Developers want to build up to 290 homes at Tunstall, on the outskirts of Sittingbourne, but almost 200 comments have been sent opposing the plans.
Urban Wilderness first submitted outline plans in November 2022.
The site, being dubbed Ufton Green, is the size of almost 40 standard 11-a-side football pitches and consists of some of the “best and most versatile agricultural land,” according to Swale council planning officers.
Urban Wilderness insists in planning documents that the development, which would border Woodside Gardens and Sterling Road, will be “a sensitive extension to Sittingbourne”.
The new estate would include an access road via a roundabout at the junction of Minterne Avenue and College Road.
“Our vision is to create a sustainable, vibrant and well-connected new neighbourhood, embedded within generous green Infrastructure,” it adds.
The firm stresses that every home would be within 100m of open space.
“Ufton Green will deliver a sustainable new neighbourhood that will provide a framework for social inclusivity, environmental stewardship and the continued economic prosperity of the region now and for future generations,” it said.

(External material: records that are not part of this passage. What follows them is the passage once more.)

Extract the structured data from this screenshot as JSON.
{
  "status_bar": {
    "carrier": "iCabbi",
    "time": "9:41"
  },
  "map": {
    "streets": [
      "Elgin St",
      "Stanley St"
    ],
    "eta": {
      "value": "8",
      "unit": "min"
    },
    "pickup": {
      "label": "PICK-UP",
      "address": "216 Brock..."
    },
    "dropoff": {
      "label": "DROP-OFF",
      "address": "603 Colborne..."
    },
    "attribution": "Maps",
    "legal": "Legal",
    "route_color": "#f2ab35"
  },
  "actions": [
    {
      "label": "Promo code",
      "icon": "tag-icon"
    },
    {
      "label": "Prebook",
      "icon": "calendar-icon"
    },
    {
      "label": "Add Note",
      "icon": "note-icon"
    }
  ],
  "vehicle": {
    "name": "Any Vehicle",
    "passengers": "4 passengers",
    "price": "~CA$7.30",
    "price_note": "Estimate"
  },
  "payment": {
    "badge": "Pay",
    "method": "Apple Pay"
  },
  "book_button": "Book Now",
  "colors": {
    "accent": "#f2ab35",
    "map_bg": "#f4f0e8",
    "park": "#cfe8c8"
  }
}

“The development will deliver up to 290 new homes of different types and sizes.”
The developers also tell of how “an appropriate level of affordable homes will be provided,” after discussion with the council’s planning department.
As an outline planning application, the exact design, size of the homes and layout of the estate will be dealt with through later planning applications.

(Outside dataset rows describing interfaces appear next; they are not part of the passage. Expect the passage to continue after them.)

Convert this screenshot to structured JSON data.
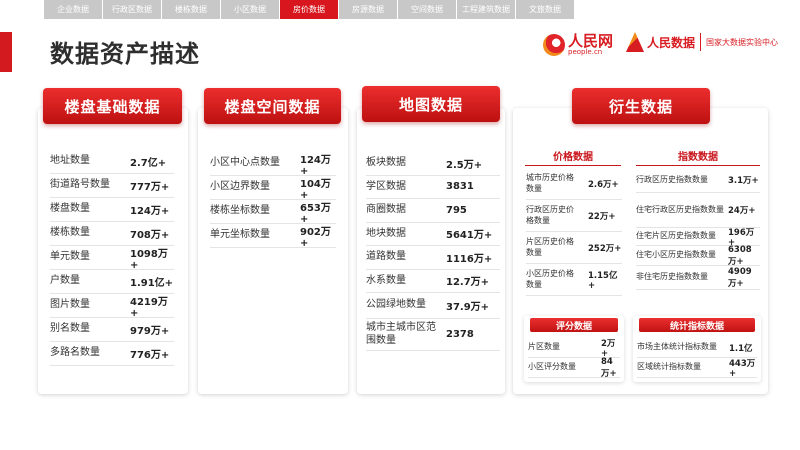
{
  "tabs": [
    "企业数据",
    "行政区数据",
    "楼栋数据",
    "小区数据",
    "房价数据",
    "房源数据",
    "空间数据",
    "工程建筑数据",
    "文旅数据"
  ],
  "active_tab": 4,
  "page_title": "数据资产描述",
  "logos": {
    "people_main": "人民网",
    "people_sub": "people.cn",
    "rmsj_main": "人民数据",
    "rmsj_badge": "数据",
    "rmsj_center": "国家大数据实验中心"
  },
  "cards": {
    "basic": {
      "title": "楼盘基础数据",
      "rows": [
        {
          "label": "地址数量",
          "value": "2.7亿+"
        },
        {
          "label": "街道路号数量",
          "value": "777万+"
        },
        {
          "label": "楼盘数量",
          "value": "124万+"
        },
        {
          "label": "楼栋数量",
          "value": "708万+"
        },
        {
          "label": "单元数量",
          "value": "1098万+"
        },
        {
          "label": "户数量",
          "value": "1.91亿+"
        },
        {
          "label": "图片数量",
          "value": "4219万+"
        },
        {
          "label": "别名数量",
          "value": "979万+"
        },
        {
          "label": "多路名数量",
          "value": "776万+"
        }
      ]
    },
    "spatial": {
      "title": "楼盘空间数据",
      "rows": [
        {
          "label": "小区中心点数量",
          "value": "124万+"
        },
        {
          "label": "小区边界数量",
          "value": "104万+"
        },
        {
          "label": "楼栋坐标数量",
          "value": "653万+"
        },
        {
          "label": "单元坐标数量",
          "value": "902万+"
        }
      ]
    },
    "map": {
      "title": "地图数据",
      "rows": [
        {
          "label": "板块数据",
          "value": "2.5万+"
        },
        {
          "label": "学区数据",
          "value": "3831"
        },
        {
          "label": "商圈数据",
          "value": "795"
        },
        {
          "label": "地块数据",
          "value": "5641万+"
        },
        {
          "label": "道路数量",
          "value": "1116万+"
        },
        {
          "label": "水系数量",
          "value": "12.7万+"
        },
        {
          "label": "公园绿地数量",
          "value": "37.9万+"
        },
        {
          "label": "城市主城市区范围数量",
          "value": "2378"
        }
      ]
    },
    "derived": {
      "title": "衍生数据",
      "price": {
        "title": "价格数据",
        "rows": [
          {
            "label": "城市历史价格数量",
            "value": "2.6万+"
          },
          {
            "label": "行政区历史价格数量",
            "value": "22万+"
          },
          {
            "label": "片区历史价格数量",
            "value": "252万+"
          },
          {
            "label": "小区历史价格数量",
            "value": "1.15亿+"
          }
        ]
      },
      "index": {
        "title": "指数数据",
        "rows": [
          {
            "label": "行政区历史指数数量",
            "value": "3.1万+"
          },
          {
            "label": "住宅行政区历史指数数量",
            "value": "24万+"
          },
          {
            "label": "住宅片区历史指数数量",
            "value": "196万+"
          },
          {
            "label": "住宅小区历史指数数量",
            "value": "6308万+"
          },
          {
            "label": "非住宅历史指数数量",
            "value": "4909万+"
          }
        ]
      },
      "rating": {
        "title": "评分数据",
        "rows": [
          {
            "label": "片区数量",
            "value": "2万+"
          },
          {
            "label": "小区评分数量",
            "value": "84万+"
          }
        ]
      },
      "stats": {
        "title": "统计指标数据",
        "rows": [
          {
            "label": "市场主体统计指标数量",
            "value": "1.1亿"
          },
          {
            "label": "区域统计指标数量",
            "value": "443万+"
          }
        ]
      }
    }
  },
  "colors": {
    "accent": "#d21a1f",
    "tab_inactive": "#c8c8c8"
  }
}
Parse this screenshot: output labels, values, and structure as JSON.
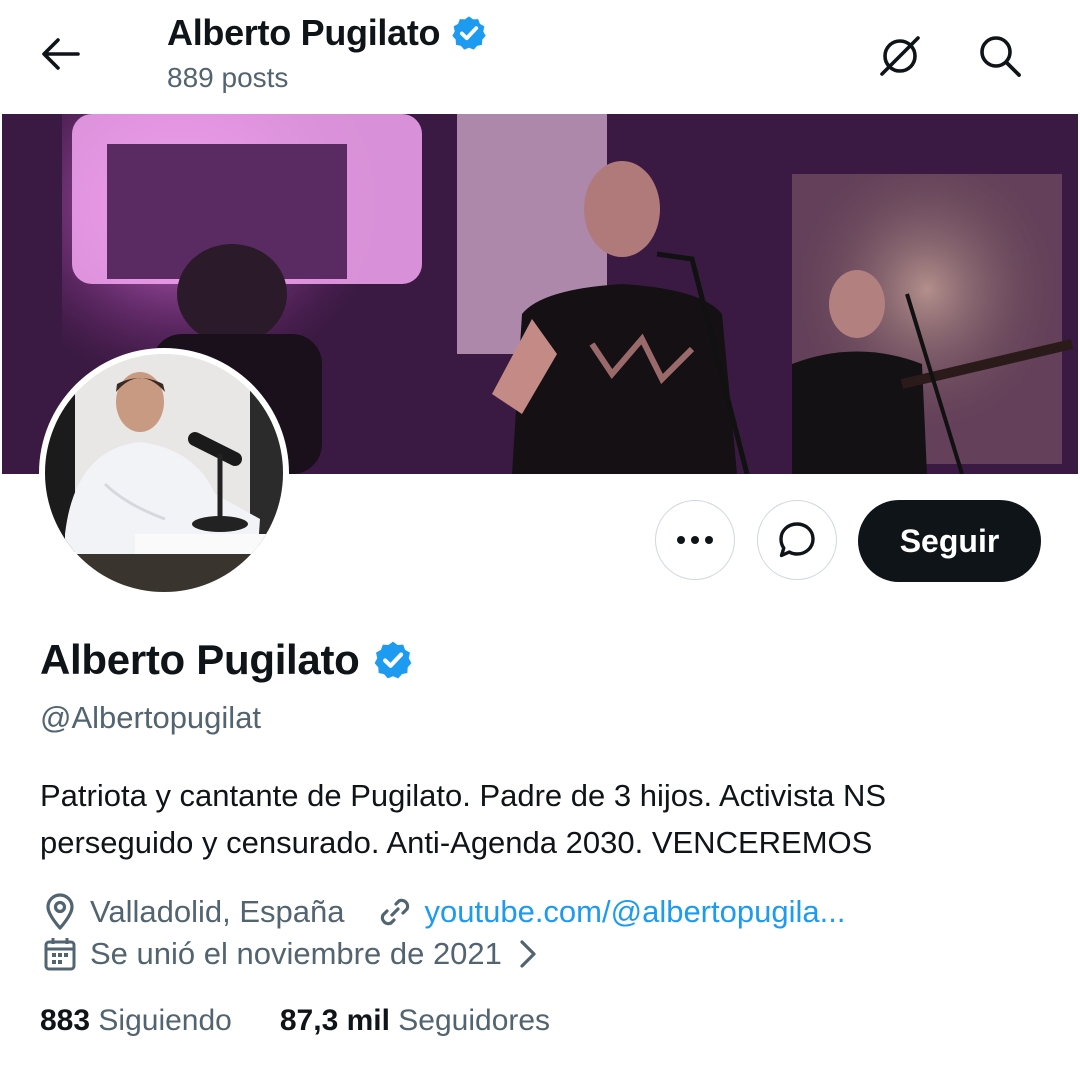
{
  "header": {
    "title": "Alberto Pugilato",
    "posts": "889 posts"
  },
  "profile": {
    "name": "Alberto Pugilato",
    "handle": "@Albertopugilat",
    "bio_line1": "Patriota y cantante de Pugilato. Padre de 3 hijos. Activista NS",
    "bio_line2": "perseguido y censurado. Anti-Agenda 2030. VENCEREMOS",
    "location": "Valladolid, España",
    "website": "youtube.com/@albertopugila...",
    "joined": "Se unió el noviembre de 2021",
    "following_count": "883",
    "following_label": "Siguiendo",
    "followers_count": "87,3 mil",
    "followers_label": "Seguidores",
    "verified": true
  },
  "actions": {
    "follow_label": "Seguir"
  },
  "icons": [
    "back-arrow-icon",
    "verified-badge-icon",
    "translate-off-icon",
    "search-icon",
    "more-icon",
    "message-icon",
    "location-icon",
    "link-icon",
    "calendar-icon",
    "chevron-right-icon"
  ],
  "colors": {
    "accent": "#1d9bf0",
    "text": "#0f1419",
    "secondary": "#536471",
    "button_dark": "#0f1419"
  }
}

However, 190 residents have commented on the council’ planning portal to criticise the plans, fearing strain on infrastructure from an increased population.
“This orchard is one of the last areas of green belt here to the south of the town,” wrote Denise Petro.

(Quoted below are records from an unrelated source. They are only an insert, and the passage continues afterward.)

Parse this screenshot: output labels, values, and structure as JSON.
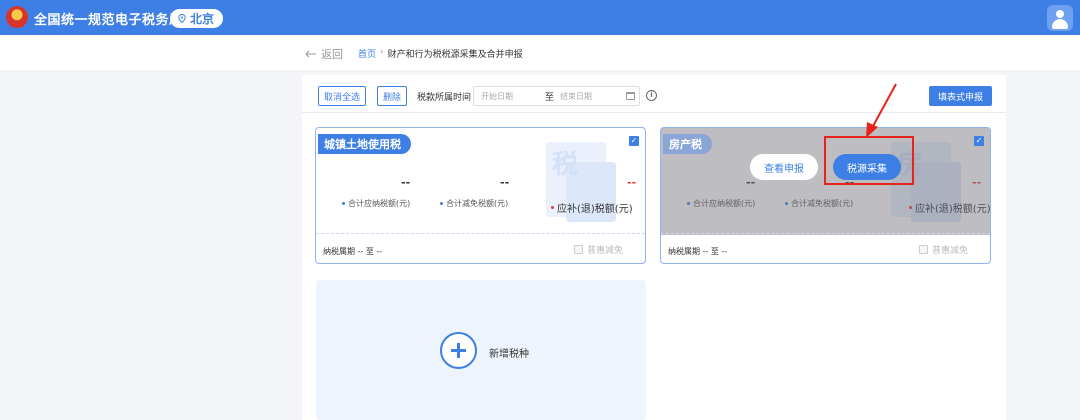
{
  "header": {
    "site_title": "全国统一规范电子税务局",
    "region": "北京"
  },
  "subbar": {
    "back_label": "返回",
    "breadcrumb": {
      "home": "首页",
      "current": "财产和行为税税源采集及合并申报"
    }
  },
  "toolbar": {
    "deselect_all": "取消全选",
    "delete": "删除",
    "period_label": "税款所属时间",
    "start_placeholder": "开始日期",
    "range_separator": "至",
    "end_placeholder": "结束日期",
    "form_filing": "填表式申报"
  },
  "cards": [
    {
      "tax_name": "城镇土地使用税",
      "checked": true,
      "payable_value": "--",
      "reduction_value": "--",
      "refund_value": "--",
      "payable_label": "合计应纳税额(元)",
      "reduction_label": "合计减免税额(元)",
      "refund_label": "应补(退)税额(元)",
      "period": "纳税属期 -- 至 --",
      "exempt_label": "普惠减免"
    },
    {
      "tax_name": "房产税",
      "checked": true,
      "payable_value": "--",
      "reduction_value": "--",
      "refund_value": "--",
      "payable_label": "合计应纳税额(元)",
      "reduction_label": "合计减免税额(元)",
      "refund_label": "应补(退)税额(元)",
      "period": "纳税属期 -- 至 --",
      "exempt_label": "普惠减免",
      "view_filing": "查看申报",
      "source_collect": "税源采集"
    }
  ],
  "add_card": {
    "label": "新增税种"
  },
  "colors": {
    "primary": "#3d7fe4",
    "annotation": "#e8231b",
    "negative": "#e53935"
  }
}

“Schools, doctors and roads cannot take any more people.
“The outskirts of this town has expanded to the extent that it is at bursting point,” she added.
The local authority recently called on central government for help amid a GP shortage crisis in the borough.
Mrs R Cuthbertson wrote to the planning department: “Sittingbourne is losing all sense of identity due to over development, overpopulation and poor planning.
“Sittingbourne is being destroyed.”
“This town cannot cope with the houses already here and being built,” wrote Mrs K Howe.
“Doctors surgeries are overrun, schools are overrun etc, to build yet more houses is ludicrous.”
Hannah Raistrick wrote: “Sittingbourne traffic is already at breaking point with far too many cars on the road for our town.
“Our secondary schools and GP surgeries are bursting at the seams.”
Jane Cantor wrote: “Minterne Avenue itself is a twice daily nightmare of parked vehicles, children and parents picking up and dropping off at Minterne school.
“The potential for 500 extra cars in this area is positively frightening.”
James Spragge added: “This is a very quiet and desirable area, if more houses are built it would devalue our homes.”
Planning officers are recommending councillors reject the scheme.
They point out the site is on agricultural land, is not allocated for housing in the council’s previous local plan, and “would result in the encroachment of housing into the countryside”.
Officers also slate the “insufficient information” on affordable housing to be provided at the estate.
Swale’s planning committee will meet to make the final call on the proposals on Thursday, November 9.